Work instruction
Please give the data again in full, precisely as it is written.

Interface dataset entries
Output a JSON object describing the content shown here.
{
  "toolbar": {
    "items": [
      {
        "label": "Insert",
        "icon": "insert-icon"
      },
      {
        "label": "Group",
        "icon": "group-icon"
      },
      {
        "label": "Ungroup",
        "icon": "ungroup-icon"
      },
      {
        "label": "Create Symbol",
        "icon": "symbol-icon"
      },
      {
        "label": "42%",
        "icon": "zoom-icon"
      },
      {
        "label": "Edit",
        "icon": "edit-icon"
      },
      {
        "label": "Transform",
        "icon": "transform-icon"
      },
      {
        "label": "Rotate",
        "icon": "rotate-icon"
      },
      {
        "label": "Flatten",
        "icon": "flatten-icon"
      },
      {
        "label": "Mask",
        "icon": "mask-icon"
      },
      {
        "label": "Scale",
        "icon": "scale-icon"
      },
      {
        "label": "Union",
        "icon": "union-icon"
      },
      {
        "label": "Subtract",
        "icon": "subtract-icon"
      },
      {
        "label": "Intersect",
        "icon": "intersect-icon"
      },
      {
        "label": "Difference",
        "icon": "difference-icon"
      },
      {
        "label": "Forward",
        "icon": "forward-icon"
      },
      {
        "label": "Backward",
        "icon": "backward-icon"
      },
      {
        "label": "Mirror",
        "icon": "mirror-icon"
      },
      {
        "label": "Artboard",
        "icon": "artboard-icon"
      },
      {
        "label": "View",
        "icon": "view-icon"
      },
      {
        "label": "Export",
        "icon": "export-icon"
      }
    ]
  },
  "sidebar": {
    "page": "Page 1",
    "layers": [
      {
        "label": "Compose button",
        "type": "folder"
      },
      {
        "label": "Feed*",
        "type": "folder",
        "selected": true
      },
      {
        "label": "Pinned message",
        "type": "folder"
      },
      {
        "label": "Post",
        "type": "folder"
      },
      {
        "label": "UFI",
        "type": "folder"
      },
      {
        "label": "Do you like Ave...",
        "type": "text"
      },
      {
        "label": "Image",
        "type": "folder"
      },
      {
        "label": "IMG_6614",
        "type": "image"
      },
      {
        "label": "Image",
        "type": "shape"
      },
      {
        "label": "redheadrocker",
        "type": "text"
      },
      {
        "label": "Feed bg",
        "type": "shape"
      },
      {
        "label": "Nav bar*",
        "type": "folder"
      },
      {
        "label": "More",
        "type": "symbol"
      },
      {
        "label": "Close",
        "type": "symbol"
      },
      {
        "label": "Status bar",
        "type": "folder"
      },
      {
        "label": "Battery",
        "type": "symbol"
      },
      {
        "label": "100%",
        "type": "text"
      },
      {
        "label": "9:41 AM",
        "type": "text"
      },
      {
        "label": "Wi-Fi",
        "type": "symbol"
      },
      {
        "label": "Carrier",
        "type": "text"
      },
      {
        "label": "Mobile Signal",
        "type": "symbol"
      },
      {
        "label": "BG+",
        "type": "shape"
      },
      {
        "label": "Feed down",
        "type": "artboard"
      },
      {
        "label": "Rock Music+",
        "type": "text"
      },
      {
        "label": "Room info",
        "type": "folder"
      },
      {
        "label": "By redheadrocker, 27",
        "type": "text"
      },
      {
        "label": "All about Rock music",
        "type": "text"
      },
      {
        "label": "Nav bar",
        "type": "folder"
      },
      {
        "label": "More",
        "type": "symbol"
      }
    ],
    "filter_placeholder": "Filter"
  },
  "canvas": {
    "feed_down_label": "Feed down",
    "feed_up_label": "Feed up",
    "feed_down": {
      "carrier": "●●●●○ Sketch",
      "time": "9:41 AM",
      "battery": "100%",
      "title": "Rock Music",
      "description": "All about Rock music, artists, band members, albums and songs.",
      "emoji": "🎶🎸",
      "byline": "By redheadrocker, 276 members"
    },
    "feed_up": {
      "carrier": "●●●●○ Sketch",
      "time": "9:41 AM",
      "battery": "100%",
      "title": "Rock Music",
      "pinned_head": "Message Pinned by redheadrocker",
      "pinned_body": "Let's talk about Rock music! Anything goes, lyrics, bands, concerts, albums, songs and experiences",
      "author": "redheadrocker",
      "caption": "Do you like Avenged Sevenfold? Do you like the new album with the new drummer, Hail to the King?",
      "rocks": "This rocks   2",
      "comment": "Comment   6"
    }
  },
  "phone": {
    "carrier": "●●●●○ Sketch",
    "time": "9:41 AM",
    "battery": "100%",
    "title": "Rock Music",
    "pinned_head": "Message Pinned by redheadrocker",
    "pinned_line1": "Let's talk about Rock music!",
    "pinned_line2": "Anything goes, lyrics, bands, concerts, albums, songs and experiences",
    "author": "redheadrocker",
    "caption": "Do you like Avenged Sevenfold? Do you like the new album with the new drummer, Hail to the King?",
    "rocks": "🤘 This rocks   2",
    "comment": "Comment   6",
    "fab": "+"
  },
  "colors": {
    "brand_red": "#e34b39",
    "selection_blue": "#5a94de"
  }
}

Answer for the task
Output a JSON object describing the content shown here.
{
  "toolbar": {
    "items": [
      {
        "label": "Insert",
        "icon": "insert-icon"
      },
      {
        "label": "Group",
        "icon": "group-icon"
      },
      {
        "label": "Ungroup",
        "icon": "ungroup-icon"
      },
      {
        "label": "Create Symbol",
        "icon": "symbol-icon"
      },
      {
        "label": "42%",
        "icon": "zoom-icon"
      },
      {
        "label": "Edit",
        "icon": "edit-icon"
      },
      {
        "label": "Transform",
        "icon": "transform-icon"
      },
      {
        "label": "Rotate",
        "icon": "rotate-icon"
      },
      {
        "label": "Flatten",
        "icon": "flatten-icon"
      },
      {
        "label": "Mask",
        "icon": "mask-icon"
      },
      {
        "label": "Scale",
        "icon": "scale-icon"
      },
      {
        "label": "Union",
        "icon": "union-icon"
      },
      {
        "label": "Subtract",
        "icon": "subtract-icon"
      },
      {
        "label": "Intersect",
        "icon": "intersect-icon"
      },
      {
        "label": "Difference",
        "icon": "difference-icon"
      },
      {
        "label": "Forward",
        "icon": "forward-icon"
      },
      {
        "label": "Backward",
        "icon": "backward-icon"
      },
      {
        "label": "Mirror",
        "icon": "mirror-icon"
      },
      {
        "label": "Artboard",
        "icon": "artboard-icon"
      },
      {
        "label": "View",
        "icon": "view-icon"
      },
      {
        "label": "Export",
        "icon": "export-icon"
      }
    ]
  },
  "sidebar": {
    "page": "Page 1",
    "layers": [
      {
        "label": "Compose button",
        "type": "folder"
      },
      {
        "label": "Feed*",
        "type": "folder",
        "selected": true
      },
      {
        "label": "Pinned message",
        "type": "folder"
      },
      {
        "label": "Post",
        "type": "folder"
      },
      {
        "label": "UFI",
        "type": "folder"
      },
      {
        "label": "Do you like Ave...",
        "type": "text"
      },
      {
        "label": "Image",
        "type": "folder"
      },
      {
        "label": "IMG_6614",
        "type": "image"
      },
      {
        "label": "Image",
        "type": "shape"
      },
      {
        "label": "redheadrocker",
        "type": "text"
      },
      {
        "label": "Feed bg",
        "type": "shape"
      },
      {
        "label": "Nav bar*",
        "type": "folder"
      },
      {
        "label": "More",
        "type": "symbol"
      },
      {
        "label": "Close",
        "type": "symbol"
      },
      {
        "label": "Status bar",
        "type": "folder"
      },
      {
        "label": "Battery",
        "type": "symbol"
      },
      {
        "label": "100%",
        "type": "text"
      },
      {
        "label": "9:41 AM",
        "type": "text"
      },
      {
        "label": "Wi-Fi",
        "type": "symbol"
      },
      {
        "label": "Carrier",
        "type": "text"
      },
      {
        "label": "Mobile Signal",
        "type": "symbol"
      },
      {
        "label": "BG+",
        "type": "shape"
      },
      {
        "label": "Feed down",
        "type": "artboard"
      },
      {
        "label": "Rock Music+",
        "type": "text"
      },
      {
        "label": "Room info",
        "type": "folder"
      },
      {
        "label": "By redheadrocker, 27",
        "type": "text"
      },
      {
        "label": "All about Rock music",
        "type": "text"
      },
      {
        "label": "Nav bar",
        "type": "folder"
      },
      {
        "label": "More",
        "type": "symbol"
      }
    ],
    "filter_placeholder": "Filter"
  },
  "canvas": {
    "feed_down_label": "Feed down",
    "feed_up_label": "Feed up",
    "feed_down": {
      "carrier": "●●●●○ Sketch",
      "time": "9:41 AM",
      "battery": "100%",
      "title": "Rock Music",
      "description": "All about Rock music, artists, band members, albums and songs.",
      "emoji": "🎶🎸",
      "byline": "By redheadrocker, 276 members"
    },
    "feed_up": {
      "carrier": "●●●●○ Sketch",
      "time": "9:41 AM",
      "battery": "100%",
      "title": "Rock Music",
      "pinned_head": "Message Pinned by redheadrocker",
      "pinned_body": "Let's talk about Rock music! Anything goes, lyrics, bands, concerts, albums, songs and experiences",
      "author": "redheadrocker",
      "caption": "Do you like Avenged Sevenfold? Do you like the new album with the new drummer, Hail to the King?",
      "rocks": "This rocks   2",
      "comment": "Comment   6"
    }
  },
  "phone": {
    "carrier": "●●●●○ Sketch",
    "time": "9:41 AM",
    "battery": "100%",
    "title": "Rock Music",
    "pinned_head": "Message Pinned by redheadrocker",
    "pinned_line1": "Let's talk about Rock music!",
    "pinned_line2": "Anything goes, lyrics, bands, concerts, albums, songs and experiences",
    "author": "redheadrocker",
    "caption": "Do you like Avenged Sevenfold? Do you like the new album with the new drummer, Hail to the King?",
    "rocks": "🤘 This rocks   2",
    "comment": "Comment   6",
    "fab": "+"
  },
  "colors": {
    "brand_red": "#e34b39",
    "selection_blue": "#5a94de"
  }
}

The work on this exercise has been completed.